Three former Georgia Tech researchers have been sentenced for their roles in a scheme to defraud the university and the Central Intelligence Agency, federal prosecutors announced Wednesday.
James G. Maloney, former chief scientist for the Georgia Tech Research Institute, and James J. Acree and James D. Fraley III had access to a university credit card that was supposed to be for official business, the U.S. Department of Justice said in a statement. Instead they used it to finance about $200,000 in personal expenses from 2007 through 2013.
According to prosecutors, the men purchased items including two four-wheelers, two 52-inch flat-screen televisions, Apple computers, iPads, Kindle e-readers, digital and video cameras, a 3D printer, Bose headphones and sports watches with heart rate monitors.
Acree and Fraley pleaded guilty in 2016 and cooperated with the government.
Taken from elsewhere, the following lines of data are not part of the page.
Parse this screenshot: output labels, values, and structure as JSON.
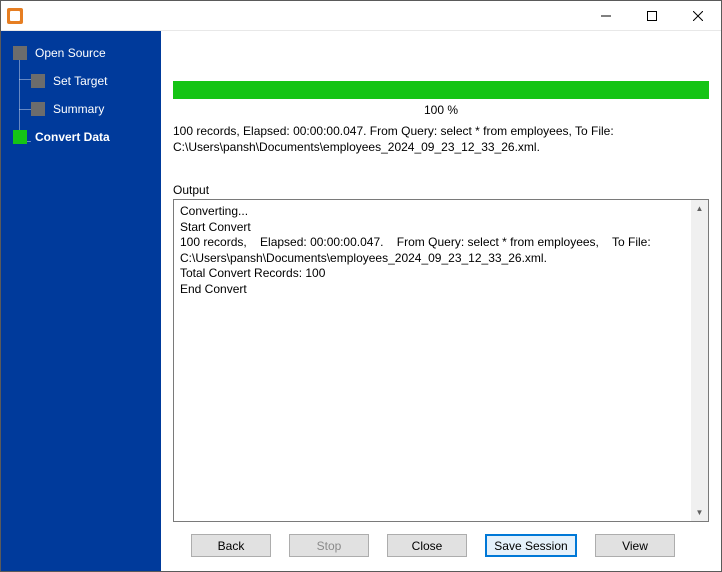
{
  "window": {
    "title": ""
  },
  "sidebar": {
    "steps": [
      {
        "label": "Open Source"
      },
      {
        "label": "Set Target"
      },
      {
        "label": "Summary"
      },
      {
        "label": "Convert Data"
      }
    ]
  },
  "progress": {
    "percent_text": "100 %"
  },
  "summary": "100 records,    Elapsed: 00:00:00.047.    From Query: select * from employees,    To File: C:\\Users\\pansh\\Documents\\employees_2024_09_23_12_33_26.xml.",
  "output": {
    "label": "Output",
    "text": "Converting...\nStart Convert\n100 records,    Elapsed: 00:00:00.047.    From Query: select * from employees,    To File: C:\\Users\\pansh\\Documents\\employees_2024_09_23_12_33_26.xml.\nTotal Convert Records: 100\nEnd Convert"
  },
  "buttons": {
    "back": "Back",
    "stop": "Stop",
    "close": "Close",
    "save_session": "Save Session",
    "view": "View"
  }
}
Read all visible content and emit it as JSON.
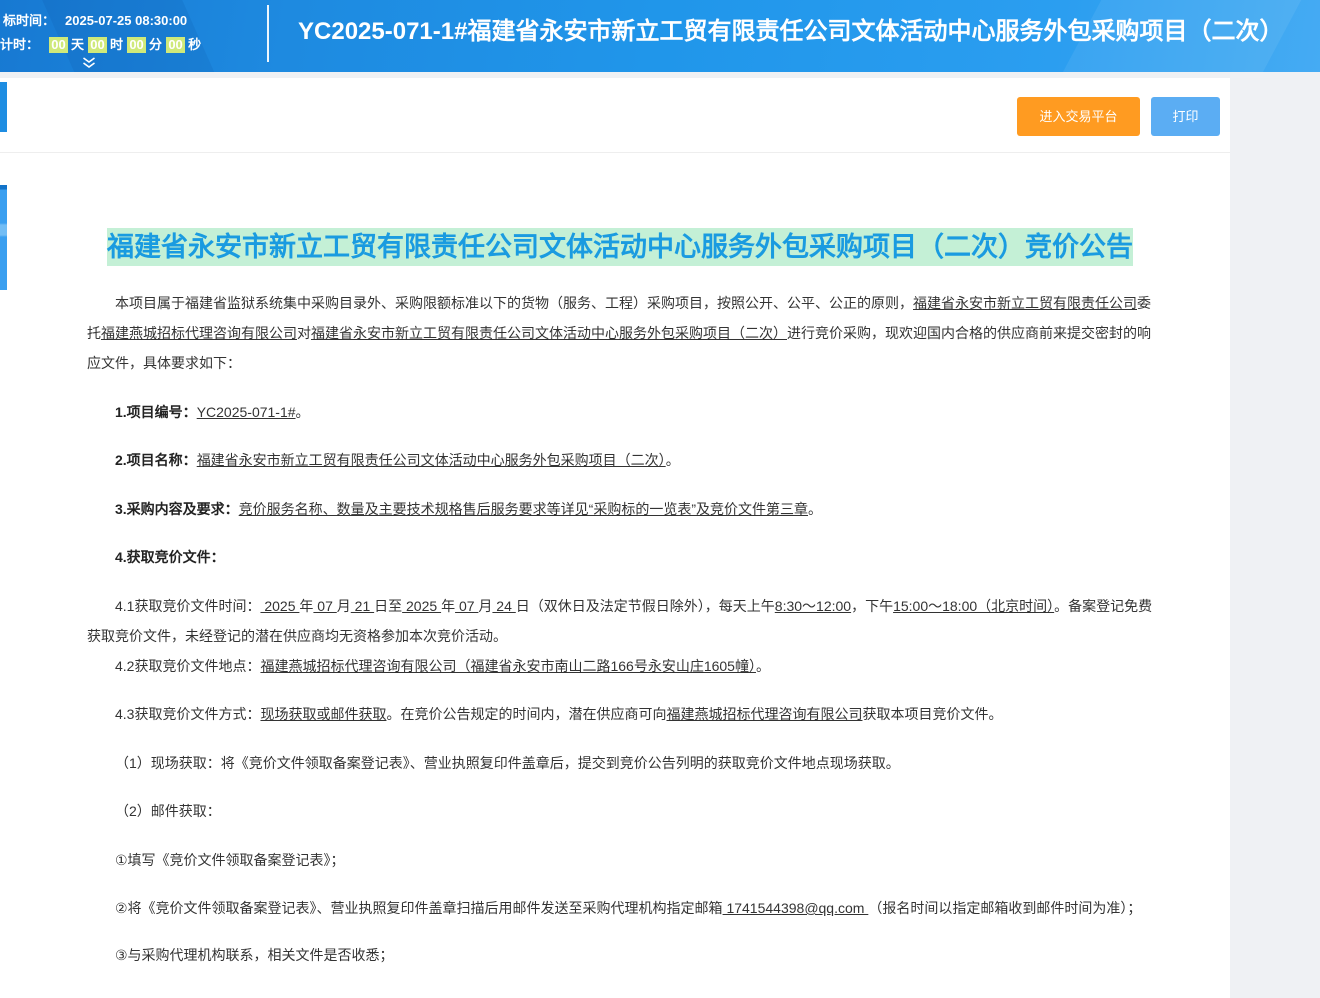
{
  "header": {
    "open_time_label": "标时间：",
    "open_time_value": "2025-07-25 08:30:00",
    "countdown_label": "计时：",
    "countdown": [
      {
        "value": "00",
        "unit": "天"
      },
      {
        "value": "00",
        "unit": "时"
      },
      {
        "value": "00",
        "unit": "分"
      },
      {
        "value": "00",
        "unit": "秒"
      }
    ],
    "project_title": "YC2025-071-1#福建省永安市新立工贸有限责任公司文体活动中心服务外包采购项目（二次）"
  },
  "icons": {
    "header_expand": "chevron-double-down-icon"
  },
  "toolbar": {
    "enter_platform_label": "进入交易平台",
    "print_label": "打印"
  },
  "notice": {
    "title": "福建省永安市新立工贸有限责任公司文体活动中心服务外包采购项目（二次）竞价公告",
    "paragraphs": [
      [
        {
          "t": "本项目属于福建省监狱系统集中采购目录外、采购限额标准以下的货物（服务、工程）采购项目，按照公开、公平、公正的原则，"
        },
        {
          "u": "福建省永安市新立工贸有限责任公司"
        },
        {
          "t": "委托"
        },
        {
          "u": "福建燕城招标代理咨询有限公司"
        },
        {
          "t": "对"
        },
        {
          "u": "福建省永安市新立工贸有限责任公司文体活动中心服务外包采购项目（二次）"
        },
        {
          "t": "进行竞价采购，现欢迎国内合格的供应商前来提交密封的响应文件，具体要求如下："
        }
      ],
      [
        {
          "b": "1.项目编号："
        },
        {
          "u": "YC2025-071-1#"
        },
        {
          "t": "。"
        }
      ],
      [
        {
          "b": "2.项目名称："
        },
        {
          "u": "福建省永安市新立工贸有限责任公司文体活动中心服务外包采购项目（二次）"
        },
        {
          "t": "。"
        }
      ],
      [
        {
          "b": "3.采购内容及要求："
        },
        {
          "u": "竞价服务名称、数量及主要技术规格售后服务要求等详见“采购标的一览表”及竞价文件第三章"
        },
        {
          "t": "。"
        }
      ],
      [
        {
          "b": "4.获取竞价文件："
        }
      ],
      [
        {
          "t": "4.1获取竞价文件时间："
        },
        {
          "u": " 2025 "
        },
        {
          "t": "年"
        },
        {
          "u": " 07 "
        },
        {
          "t": "月"
        },
        {
          "u": " 21 "
        },
        {
          "t": "日至"
        },
        {
          "u": " 2025 "
        },
        {
          "t": "年"
        },
        {
          "u": " 07 "
        },
        {
          "t": "月"
        },
        {
          "u": " 24 "
        },
        {
          "t": "日（双休日及法定节假日除外），每天上午"
        },
        {
          "u": "8:30～12:00"
        },
        {
          "t": "，下午"
        },
        {
          "u": "15:00～18:00（北京时间）"
        },
        {
          "t": "。备案登记免费获取竞价文件，未经登记的潜在供应商均无资格参加本次竞价活动。"
        }
      ],
      [
        {
          "t": "4.2获取竞价文件地点："
        },
        {
          "u": "福建燕城招标代理咨询有限公司（福建省永安市南山二路166号永安山庄1605幢）"
        },
        {
          "t": "。"
        }
      ],
      [
        {
          "t": "4.3获取竞价文件方式："
        },
        {
          "u": "现场获取或邮件获取"
        },
        {
          "t": "。在竞价公告规定的时间内，潜在供应商可向"
        },
        {
          "u": "福建燕城招标代理咨询有限公司"
        },
        {
          "t": "获取本项目竞价文件。"
        }
      ],
      [
        {
          "t": "（1）现场获取：将《竞价文件领取备案登记表》、营业执照复印件盖章后，提交到竞价公告列明的获取竞价文件地点现场获取。"
        }
      ],
      [
        {
          "t": "（2）邮件获取："
        }
      ],
      [
        {
          "t": "①填写《竞价文件领取备案登记表》；"
        }
      ],
      [
        {
          "t": "②将《竞价文件领取备案登记表》、营业执照复印件盖章扫描后用邮件发送至采购代理机构指定邮箱"
        },
        {
          "u": " 1741544398@qq.com "
        },
        {
          "t": "（报名时间以指定邮箱收到邮件时间为准）；"
        }
      ],
      [
        {
          "t": "③与采购代理机构联系，相关文件是否收悉；"
        }
      ]
    ]
  },
  "colors": {
    "header_blue": "#2096ea",
    "title_text": "#1a9be0",
    "title_highlight": "#c4f0d6",
    "enter_button": "#ff9b21",
    "print_button": "#5badf3",
    "countdown_box": "#cfe97a"
  }
}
Maloney pleaded guilty in May.
U.S. Attorney Ryan K. Buchanan said Maloney "took advantage of his high position at GTRI to line his own pockets at the public's expense."
The men, experts in electromagnetic analysis and measurements, worked at GTRI’s Advanced Concepts Laboratory on projects funded by the Department of Defense, intelligence agencies and private industry.
Maloney, 58, of Marietta, Georgia, was sentenced to five years and 10 months in prison and ordered to pay $1.9 million in restitution, the DOJ said.
"Maloney’s sentence should send a clear message to anyone seeking to abuse their positions for personal gain, the FBI will find you and hold you accountable," said Keri Farley, special agent in charge of FBI Atlanta.
Acree, 58, of Atlanta, was sentenced to three years of probation with the first year to be served on home confinement and was ordered to pay $604,692 in restitution, Buchanan's office said. Fraley, 45, of Canton, also received three years of probation with the first eight months on home confinement and was ordered to pay $476,960.